Last week I blogged about online reputation management and dealing with damaging online rumors. Both topics are very relevant and a risk that each one of us, from personal brands to major corporations, face today. It’s a serious issue that you need to be prepared for in advance. (For more tips, strategies and insights on how to do so, click here.)
Another related topic to online reputation management and damaging online rumors is cyberbullying and online defamation. It’s a big deal that, besides from potentially ruining brands, leads to a lot of suicides each year – especially of pre-teens and young adults.
In fact, “a study in Britain found that at least half of suicides among young people are related to bullying”, states BullyingStatistics.org, and “Suicide is the third leading cause of death among young people, resulting in about 4,400 deaths per year, according to the CDC. For every suicide among young people, there are at least 100 suicide attempts. Over 14 percent of high school students have considered suicide, and almost 7 percent have attempted it.”
We’ve all heard of the tragic case of Amanda Todd, a 15 year old girl who, after years of online torment finally took her life last week, only 1 month after her cry-for-help video was published to YouTube.
Cyberbullying is a real issue that parents, schools and society in general need to be more aware of.
In the past, when you and I were in school, a rumor could take days to circulate throughout the school and the damaging impact it had on the victimized youth was substantial. Today, a rumor can be made global in mere hours – even minutes. And the damaging impact of these awful situations, well, you read the suicide stats above.
So what should schools be doing to better protect their students from such viral bullying? What is their responsibility in the matter?
It’s a little bit different than the topics I usually blog about, but relevant just the same – and an issue that I find deeply troubling. I’ve done some research and below you will find some actions and policies that schools should be putting into place in order to protect their student body from the overwhelmingly damaging impact of cyberbullying. Below that, you will find a list of global resources for schools, parents and anybody else, that can be used as educational resources and policies on the matter, as well as resources for seeking help and guidance from professionals – and hopefully, to help inspire action.
Steps that educational institutions should be taking to protect their student body from cyberbullying
1- Be aware of what is going on in your hallways. Get guidance on what keywords and red flags to pay attention to.
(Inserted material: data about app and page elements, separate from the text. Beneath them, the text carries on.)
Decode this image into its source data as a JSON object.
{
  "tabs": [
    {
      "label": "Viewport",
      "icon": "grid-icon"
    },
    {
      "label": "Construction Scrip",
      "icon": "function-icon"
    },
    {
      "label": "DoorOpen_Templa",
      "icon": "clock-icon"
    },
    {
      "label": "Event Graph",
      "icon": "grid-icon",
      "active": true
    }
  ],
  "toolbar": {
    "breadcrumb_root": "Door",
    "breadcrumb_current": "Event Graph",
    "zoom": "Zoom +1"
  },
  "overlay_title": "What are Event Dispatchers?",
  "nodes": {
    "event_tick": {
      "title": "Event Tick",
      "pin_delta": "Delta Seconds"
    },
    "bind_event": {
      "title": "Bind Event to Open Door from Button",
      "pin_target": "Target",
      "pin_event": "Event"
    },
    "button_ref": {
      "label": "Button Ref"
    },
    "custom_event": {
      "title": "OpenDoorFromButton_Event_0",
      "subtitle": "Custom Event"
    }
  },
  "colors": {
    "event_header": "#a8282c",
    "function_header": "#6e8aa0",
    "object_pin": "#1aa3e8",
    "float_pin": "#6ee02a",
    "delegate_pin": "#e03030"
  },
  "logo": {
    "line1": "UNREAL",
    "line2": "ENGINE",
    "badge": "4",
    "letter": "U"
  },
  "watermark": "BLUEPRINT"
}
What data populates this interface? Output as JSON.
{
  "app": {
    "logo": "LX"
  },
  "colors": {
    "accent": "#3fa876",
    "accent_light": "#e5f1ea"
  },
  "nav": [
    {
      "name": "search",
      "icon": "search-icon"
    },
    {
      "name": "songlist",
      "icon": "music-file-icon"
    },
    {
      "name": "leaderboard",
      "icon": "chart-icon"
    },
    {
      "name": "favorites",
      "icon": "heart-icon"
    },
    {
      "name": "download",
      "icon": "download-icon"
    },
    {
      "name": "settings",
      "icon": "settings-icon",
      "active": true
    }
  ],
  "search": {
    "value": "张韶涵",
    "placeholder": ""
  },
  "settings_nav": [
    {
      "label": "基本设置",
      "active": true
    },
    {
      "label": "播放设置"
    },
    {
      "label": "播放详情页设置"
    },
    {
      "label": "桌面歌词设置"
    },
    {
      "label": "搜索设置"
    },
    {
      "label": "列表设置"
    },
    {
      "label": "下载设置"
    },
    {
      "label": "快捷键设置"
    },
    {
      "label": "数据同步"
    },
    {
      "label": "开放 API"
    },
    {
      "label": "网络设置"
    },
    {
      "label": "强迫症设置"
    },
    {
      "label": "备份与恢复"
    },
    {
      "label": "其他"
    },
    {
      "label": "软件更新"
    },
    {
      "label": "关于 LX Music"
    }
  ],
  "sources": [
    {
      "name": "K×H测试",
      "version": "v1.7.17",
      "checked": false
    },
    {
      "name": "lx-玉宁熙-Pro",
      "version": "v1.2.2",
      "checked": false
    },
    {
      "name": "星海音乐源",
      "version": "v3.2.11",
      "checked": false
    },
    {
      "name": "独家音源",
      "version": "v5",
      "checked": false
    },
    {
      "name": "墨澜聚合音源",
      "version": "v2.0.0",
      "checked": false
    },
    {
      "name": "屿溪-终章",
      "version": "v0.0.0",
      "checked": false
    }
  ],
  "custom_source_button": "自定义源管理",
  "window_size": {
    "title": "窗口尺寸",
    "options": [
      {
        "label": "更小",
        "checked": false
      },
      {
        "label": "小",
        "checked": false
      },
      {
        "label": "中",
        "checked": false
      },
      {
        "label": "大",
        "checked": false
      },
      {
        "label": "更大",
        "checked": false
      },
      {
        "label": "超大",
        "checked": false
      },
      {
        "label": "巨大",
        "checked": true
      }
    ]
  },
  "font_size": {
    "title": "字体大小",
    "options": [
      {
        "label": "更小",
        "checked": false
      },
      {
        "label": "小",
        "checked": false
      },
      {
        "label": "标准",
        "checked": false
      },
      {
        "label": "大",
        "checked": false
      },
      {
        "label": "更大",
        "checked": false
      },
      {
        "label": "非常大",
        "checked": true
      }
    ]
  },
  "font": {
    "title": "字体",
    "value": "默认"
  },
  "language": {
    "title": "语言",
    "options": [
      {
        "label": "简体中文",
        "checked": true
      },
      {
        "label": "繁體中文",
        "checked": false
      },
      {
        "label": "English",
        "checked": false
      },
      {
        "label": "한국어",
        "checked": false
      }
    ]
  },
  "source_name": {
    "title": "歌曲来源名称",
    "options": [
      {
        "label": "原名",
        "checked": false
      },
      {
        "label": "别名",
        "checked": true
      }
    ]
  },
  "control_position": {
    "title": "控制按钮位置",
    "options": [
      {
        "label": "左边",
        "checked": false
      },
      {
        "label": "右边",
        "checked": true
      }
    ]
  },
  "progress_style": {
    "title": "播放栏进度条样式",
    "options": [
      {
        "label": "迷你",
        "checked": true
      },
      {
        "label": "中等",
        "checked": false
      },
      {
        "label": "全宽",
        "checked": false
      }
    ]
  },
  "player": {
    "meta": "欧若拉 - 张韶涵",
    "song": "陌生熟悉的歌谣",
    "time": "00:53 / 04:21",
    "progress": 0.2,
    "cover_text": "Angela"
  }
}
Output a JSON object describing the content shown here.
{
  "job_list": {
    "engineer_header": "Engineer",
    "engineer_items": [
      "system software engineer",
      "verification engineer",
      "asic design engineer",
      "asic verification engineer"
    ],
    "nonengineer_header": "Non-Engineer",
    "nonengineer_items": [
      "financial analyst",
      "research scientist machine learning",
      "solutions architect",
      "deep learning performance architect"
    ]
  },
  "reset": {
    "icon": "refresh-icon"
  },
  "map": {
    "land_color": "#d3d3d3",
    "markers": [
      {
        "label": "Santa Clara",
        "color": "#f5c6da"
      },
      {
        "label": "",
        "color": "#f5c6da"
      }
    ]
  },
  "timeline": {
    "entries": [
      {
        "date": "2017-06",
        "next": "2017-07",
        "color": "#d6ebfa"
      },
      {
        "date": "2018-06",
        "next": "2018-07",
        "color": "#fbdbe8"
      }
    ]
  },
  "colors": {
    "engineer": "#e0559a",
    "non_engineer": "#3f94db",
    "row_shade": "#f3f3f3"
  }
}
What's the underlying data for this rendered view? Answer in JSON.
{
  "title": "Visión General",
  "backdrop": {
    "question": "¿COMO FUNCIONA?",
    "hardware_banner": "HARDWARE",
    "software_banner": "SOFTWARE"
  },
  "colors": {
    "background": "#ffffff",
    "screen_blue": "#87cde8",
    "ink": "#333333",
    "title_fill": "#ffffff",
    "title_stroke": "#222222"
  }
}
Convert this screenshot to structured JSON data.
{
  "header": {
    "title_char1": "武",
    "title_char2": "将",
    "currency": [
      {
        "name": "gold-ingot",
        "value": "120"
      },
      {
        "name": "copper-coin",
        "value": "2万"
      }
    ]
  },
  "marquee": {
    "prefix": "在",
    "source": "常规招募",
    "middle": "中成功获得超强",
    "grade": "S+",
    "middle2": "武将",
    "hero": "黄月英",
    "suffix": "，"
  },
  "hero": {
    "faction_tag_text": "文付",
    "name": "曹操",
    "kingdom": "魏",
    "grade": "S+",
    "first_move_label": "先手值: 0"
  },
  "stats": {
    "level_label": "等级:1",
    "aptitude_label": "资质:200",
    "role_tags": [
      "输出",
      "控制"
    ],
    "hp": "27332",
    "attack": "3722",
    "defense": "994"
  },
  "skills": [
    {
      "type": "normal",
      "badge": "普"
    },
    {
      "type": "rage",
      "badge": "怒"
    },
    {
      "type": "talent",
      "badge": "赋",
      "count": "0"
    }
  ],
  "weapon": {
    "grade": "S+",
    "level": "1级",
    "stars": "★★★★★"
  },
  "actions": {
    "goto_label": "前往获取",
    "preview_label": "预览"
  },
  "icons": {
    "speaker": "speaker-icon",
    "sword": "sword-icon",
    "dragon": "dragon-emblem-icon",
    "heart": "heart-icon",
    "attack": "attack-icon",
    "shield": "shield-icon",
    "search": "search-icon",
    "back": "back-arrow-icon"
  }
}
2- Monitor the online activity of students. Randomly check Twitter feeds and have an online monitoring system in place. Empower students on the student council (for example) to take an active role when it comes to keeping their ears open in the hallways and being aware of what is circulating online about other students.
3- Establish awareness-raising and curriculum-based activities. The following was taken from “The nature of cyberbullying, and strategies for prevention“, a paper published by Robert Slonje, Peter K. Smith and Ann Frisén:
“An example of a successful general anti-bullying program is the KiVa program in Finland, which includes computer based classroom activities, and support for victims from high-status peers. Although primarily designed with traditional bullying in mind, evaluations so far show that KiVa is as effective in reducing cyberbullying as it is for a range of traditional forms (Salmivalli, Kärna, & Poskiparta, 2011).”
4- Educate your student body. Hold an annual assembly that focuses on educating students of the repercussions of cyberbullying and providing them with resources of secure places to turn to if they, or someone they know, is a victim of online bullying. “The nature of cyberbullying, and strategies for prevention” states that:
“If the perpetrator does not see the victim, then s/he may have less awareness of the consequences and the effects that their actions are causing [...] without the direct feedback that traditional bullying may offer there may be fewer opportunities for empathy or remorse (Slonje et al., 2012) and therefore the bullying may continue for longer. In our student interviews there were some indications that incidents of cyberbullying did continue for longer periods than incidents of traditional bullying.”
That said, it is very important that schools hold annual assemblies to discuss both the consequences and the impact cyberbullying can and does have on students. This is a great opportunity to showcase real scenarios and the effects of such bullying on peers.
5- Have a cyberbullying / anti-bullying policy and procedures plan and include it on your school’s (or school board’s) website.
6- Educate your staff and train them for detecting the signs of cyberbullying. Make certain that they are aware of what their responsibility is if/when such an incident comes to their attention.
7- Educate parents of the same.
Below are a list of resources for anti-cyberbullying, from different areas around the world
- State Cyberbullying Laws
- Cyberbullying Research Center
- Cyberbullying Legislation and School Policies
Additional Global Resources:
- Born This Way Foundation
- Journal of Psychosocial Research on Cyberspace: Cyberpsychology
- The Nature of Cyberbullying, and Srategies for Prevention
Cyberbullying is a serious issue that we are all responsible to defeat when the opportunity presents itself. Don’t stay silent. Help educate your school systems, parents, neighbours – and most importantly, children in need. Please share this post – and if you have additional resources to include, please list them in the comments section below.